> BRIEF
Where in the records does the word "JSON" occur? Copy each line in which it does.

> THE RECORDS
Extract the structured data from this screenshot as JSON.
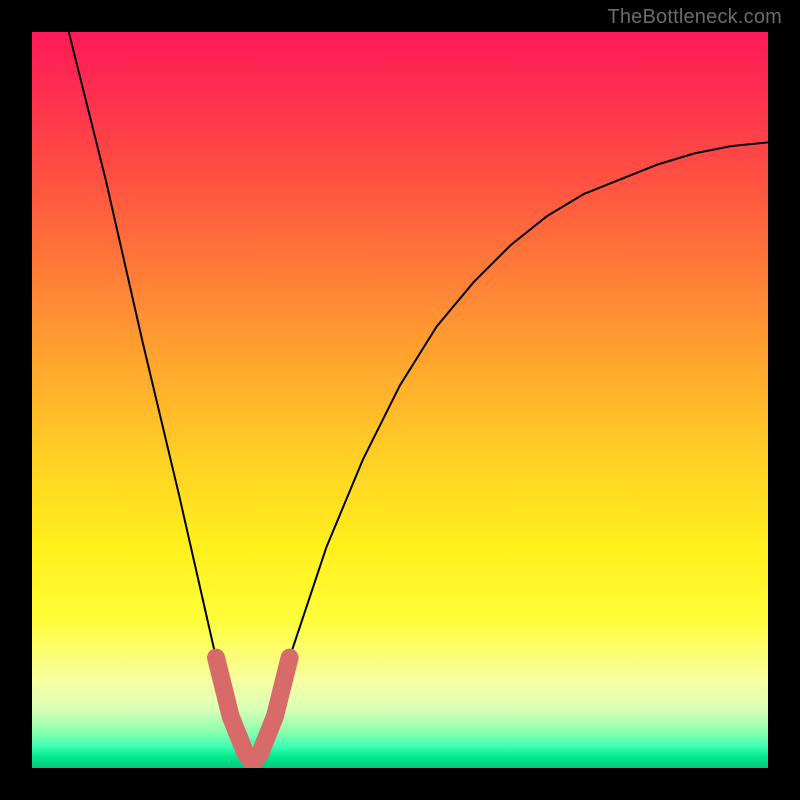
{
  "watermark": "TheBottleneck.com",
  "chart_data": {
    "type": "line",
    "title": "",
    "xlabel": "",
    "ylabel": "",
    "xlim": [
      0,
      100
    ],
    "ylim": [
      0,
      100
    ],
    "grid": false,
    "legend": false,
    "background_gradient": {
      "direction": "top-to-bottom",
      "stops": [
        {
          "pct": 0,
          "color": "#ff1a57"
        },
        {
          "pct": 20,
          "color": "#ff5142"
        },
        {
          "pct": 45,
          "color": "#ffa62e"
        },
        {
          "pct": 70,
          "color": "#fff01c"
        },
        {
          "pct": 88,
          "color": "#f8ffa0"
        },
        {
          "pct": 95,
          "color": "#8dffad"
        },
        {
          "pct": 100,
          "color": "#00c97a"
        }
      ]
    },
    "series": [
      {
        "name": "bottleneck-curve",
        "color": "#000000",
        "stroke_width": 2,
        "x": [
          5,
          10,
          15,
          20,
          25,
          27,
          29,
          30,
          31,
          33,
          35,
          40,
          45,
          50,
          55,
          60,
          65,
          70,
          75,
          80,
          85,
          90,
          95,
          100
        ],
        "y": [
          100,
          80,
          58,
          37,
          15,
          7,
          2,
          0,
          2,
          7,
          15,
          30,
          42,
          52,
          60,
          66,
          71,
          75,
          78,
          80,
          82,
          83.5,
          84.5,
          85
        ]
      },
      {
        "name": "highlight-band",
        "color": "#d86a6a",
        "stroke_width": 10,
        "x": [
          25,
          27,
          29,
          30,
          31,
          33,
          35
        ],
        "y": [
          15,
          7,
          2,
          0,
          2,
          7,
          15
        ]
      }
    ],
    "minimum_x": 30
  }
}
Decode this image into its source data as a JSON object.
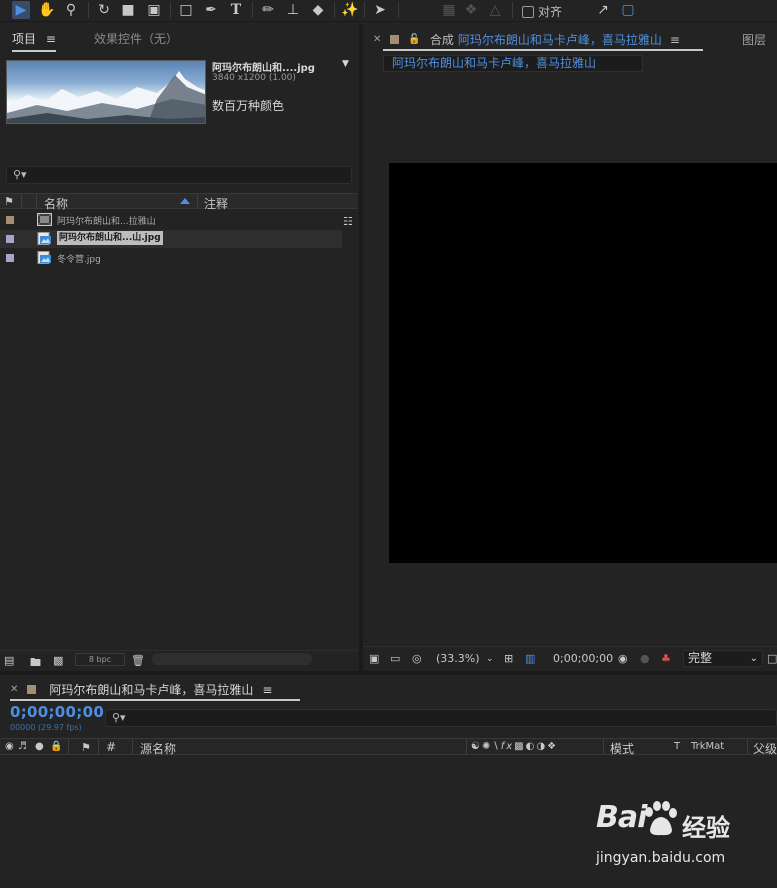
{
  "toolbar": {
    "tools": [
      "selection-tool",
      "hand-tool",
      "zoom-tool",
      "rotate-tool",
      "camera-tool",
      "pan-behind-tool",
      "rectangle-tool",
      "pen-tool",
      "type-tool",
      "brush-tool",
      "clone-stamp-tool",
      "eraser-tool",
      "roto-brush-tool",
      "puppet-pin-tool"
    ],
    "snap_label": "对齐"
  },
  "project_panel": {
    "tab_project": "项目",
    "tab_project_menu": "≡",
    "tab_effects": "效果控件（无）",
    "preview": {
      "name": "阿玛尔布朗山和....jpg",
      "dimensions": "3840 x1200 (1.00)",
      "color_info": "数百万种颜色"
    },
    "columns": {
      "name": "名称",
      "comment": "注释"
    },
    "items": [
      {
        "label": "阿玛尔布朗山和...拉雅山",
        "type": "composition",
        "label_color": "#a38f70",
        "selected": false
      },
      {
        "label": "阿玛尔布朗山和...山.jpg",
        "type": "footage",
        "label_color": "#a8a4c8",
        "selected": true
      },
      {
        "label": "冬令营.jpg",
        "type": "footage",
        "label_color": "#a8a4c8",
        "selected": false
      }
    ],
    "bpc": "8 bpc"
  },
  "comp_panel": {
    "tab_prefix": "合成",
    "comp_name": "阿玛尔布朗山和马卡卢峰，喜马拉雅山",
    "tab_menu": "≡",
    "layers_tab": "图层",
    "breadcrumb": "阿玛尔布朗山和马卡卢峰，喜马拉雅山",
    "zoom": "(33.3%)",
    "timecode": "0;00;00;00",
    "quality": "完整"
  },
  "timeline": {
    "comp_name": "阿玛尔布朗山和马卡卢峰，喜马拉雅山",
    "tab_menu": "≡",
    "timecode": "0;00;00;00",
    "frames": "00000 (29.97 fps)",
    "columns": {
      "hash": "#",
      "source_name": "源名称",
      "mode": "模式",
      "t": "T",
      "trkmat": "TrkMat",
      "parent": "父级"
    }
  },
  "watermark": {
    "logo_text_left": "Bai",
    "logo_text_right": "经验",
    "url": "jingyan.baidu.com"
  },
  "colors": {
    "accent_blue": "#4f8fe0",
    "panel_bg": "#232323",
    "comp_label": "#a38f70",
    "footage_label": "#a8a4c8"
  }
}
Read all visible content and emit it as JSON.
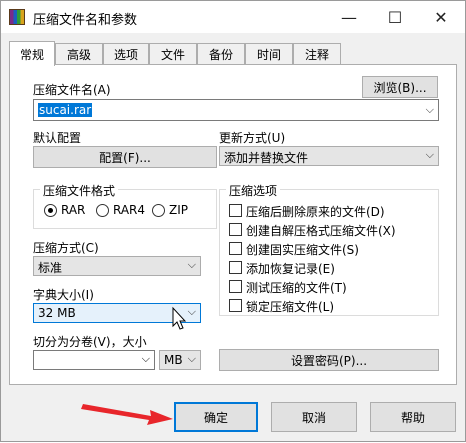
{
  "window": {
    "title": "压缩文件名和参数",
    "controls": {
      "minimize": "—",
      "maximize": "☐",
      "close": "✕"
    }
  },
  "tabs": [
    "常规",
    "高级",
    "选项",
    "文件",
    "备份",
    "时间",
    "注释"
  ],
  "general": {
    "archive_name_label": "压缩文件名(A)",
    "browse_button": "浏览(B)...",
    "archive_name_value": "sucai.rar",
    "default_profile_label": "默认配置",
    "profiles_button": "配置(F)...",
    "update_mode_label": "更新方式(U)",
    "update_mode_value": "添加并替换文件",
    "format_group_title": "压缩文件格式",
    "formats": [
      "RAR",
      "RAR4",
      "ZIP"
    ],
    "selected_format": "RAR",
    "options_group_title": "压缩选项",
    "options": [
      "压缩后删除原来的文件(D)",
      "创建自解压格式压缩文件(X)",
      "创建固实压缩文件(S)",
      "添加恢复记录(E)",
      "测试压缩的文件(T)",
      "锁定压缩文件(L)"
    ],
    "method_label": "压缩方式(C)",
    "method_value": "标准",
    "dict_label": "字典大小(I)",
    "dict_value": "32 MB",
    "split_label": "切分为分卷(V)，大小",
    "split_value": "",
    "split_unit": "MB",
    "password_button": "设置密码(P)..."
  },
  "footer": {
    "ok": "确定",
    "cancel": "取消",
    "help": "帮助"
  },
  "colors": {
    "accent": "#0078d7",
    "annotation_arrow": "#e8262b"
  }
}
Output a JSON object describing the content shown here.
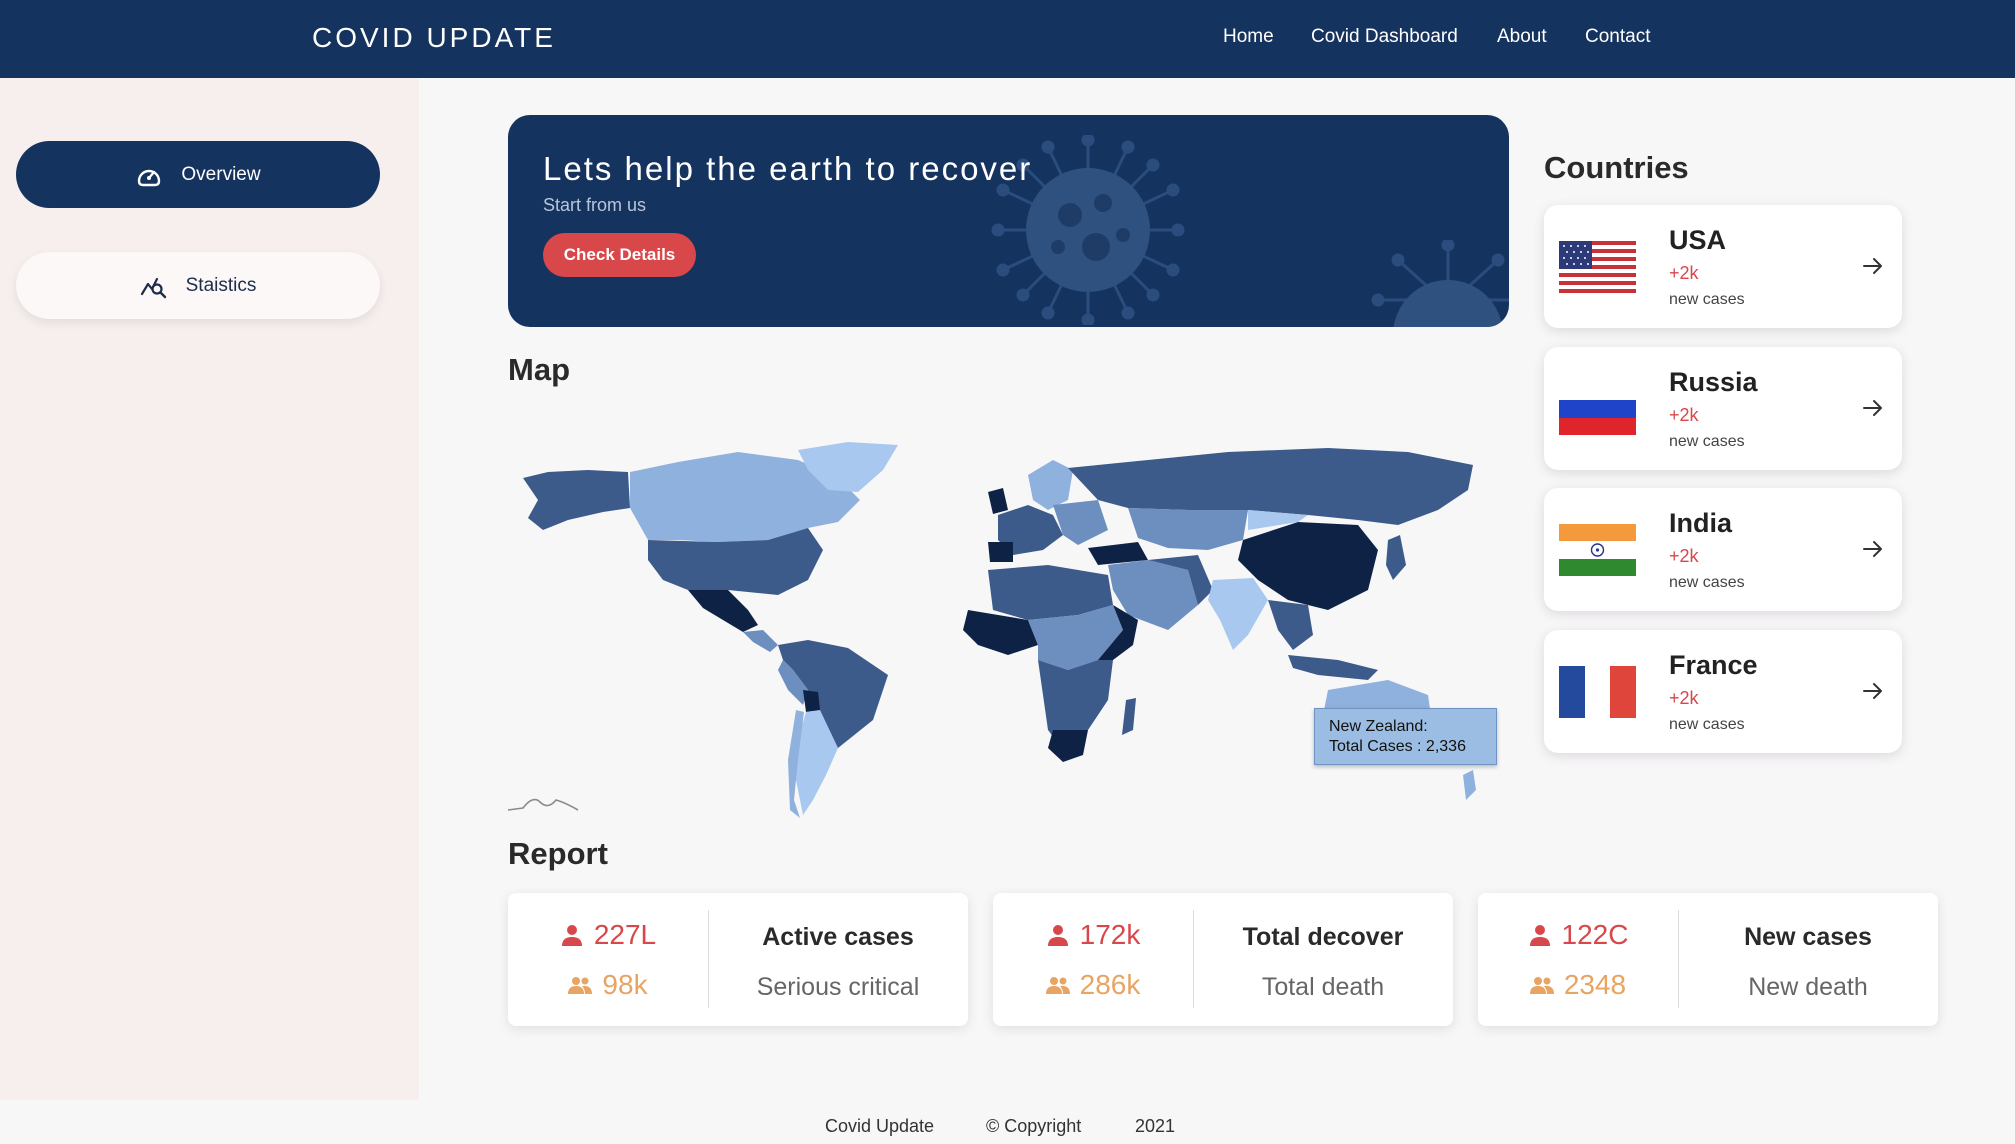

> EXERCISE SOLUTION
Extract the structured data from this screenshot as JSON.
Decode this image into its source data as a JSON object.
Read all visible content and emit it as JSON.
Output a JSON object describing the content shown here.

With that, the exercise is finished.